Filter these entries, keeping only lines that hold the word "strategy".

(Extracted data entries)
______

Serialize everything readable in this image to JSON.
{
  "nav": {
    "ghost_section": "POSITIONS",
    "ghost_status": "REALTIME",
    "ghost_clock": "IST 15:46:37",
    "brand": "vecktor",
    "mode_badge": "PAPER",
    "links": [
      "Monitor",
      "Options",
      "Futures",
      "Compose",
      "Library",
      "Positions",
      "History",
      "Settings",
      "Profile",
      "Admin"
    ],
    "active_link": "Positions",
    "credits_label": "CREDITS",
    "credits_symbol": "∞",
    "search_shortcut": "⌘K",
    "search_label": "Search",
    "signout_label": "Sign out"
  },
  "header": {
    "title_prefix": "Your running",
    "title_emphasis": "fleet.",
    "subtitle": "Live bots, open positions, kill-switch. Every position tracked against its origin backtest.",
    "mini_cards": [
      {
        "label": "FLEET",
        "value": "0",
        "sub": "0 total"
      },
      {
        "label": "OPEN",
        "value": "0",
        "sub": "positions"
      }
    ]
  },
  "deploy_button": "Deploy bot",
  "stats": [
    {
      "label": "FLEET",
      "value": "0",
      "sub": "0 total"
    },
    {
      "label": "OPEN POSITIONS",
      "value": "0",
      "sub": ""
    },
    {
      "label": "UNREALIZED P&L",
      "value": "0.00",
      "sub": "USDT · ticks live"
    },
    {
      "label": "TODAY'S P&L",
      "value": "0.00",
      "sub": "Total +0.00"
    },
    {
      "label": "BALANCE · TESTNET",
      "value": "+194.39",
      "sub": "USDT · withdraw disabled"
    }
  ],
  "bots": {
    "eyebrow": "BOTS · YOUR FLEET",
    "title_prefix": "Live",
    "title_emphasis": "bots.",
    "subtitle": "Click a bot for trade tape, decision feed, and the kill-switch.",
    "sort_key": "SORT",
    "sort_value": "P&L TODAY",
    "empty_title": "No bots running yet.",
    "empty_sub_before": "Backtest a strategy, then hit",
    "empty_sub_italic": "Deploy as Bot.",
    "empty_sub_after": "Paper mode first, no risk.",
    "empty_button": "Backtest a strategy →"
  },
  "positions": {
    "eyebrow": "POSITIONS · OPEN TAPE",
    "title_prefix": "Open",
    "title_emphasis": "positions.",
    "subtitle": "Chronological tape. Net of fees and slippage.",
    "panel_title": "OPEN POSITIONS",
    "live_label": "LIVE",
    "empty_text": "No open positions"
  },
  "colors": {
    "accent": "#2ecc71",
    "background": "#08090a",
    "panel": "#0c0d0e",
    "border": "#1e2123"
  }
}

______

Answer space =>
    "empty_sub_before": "Backtest a strategy, then hit",
    "empty_button": "Backtest a strategy →"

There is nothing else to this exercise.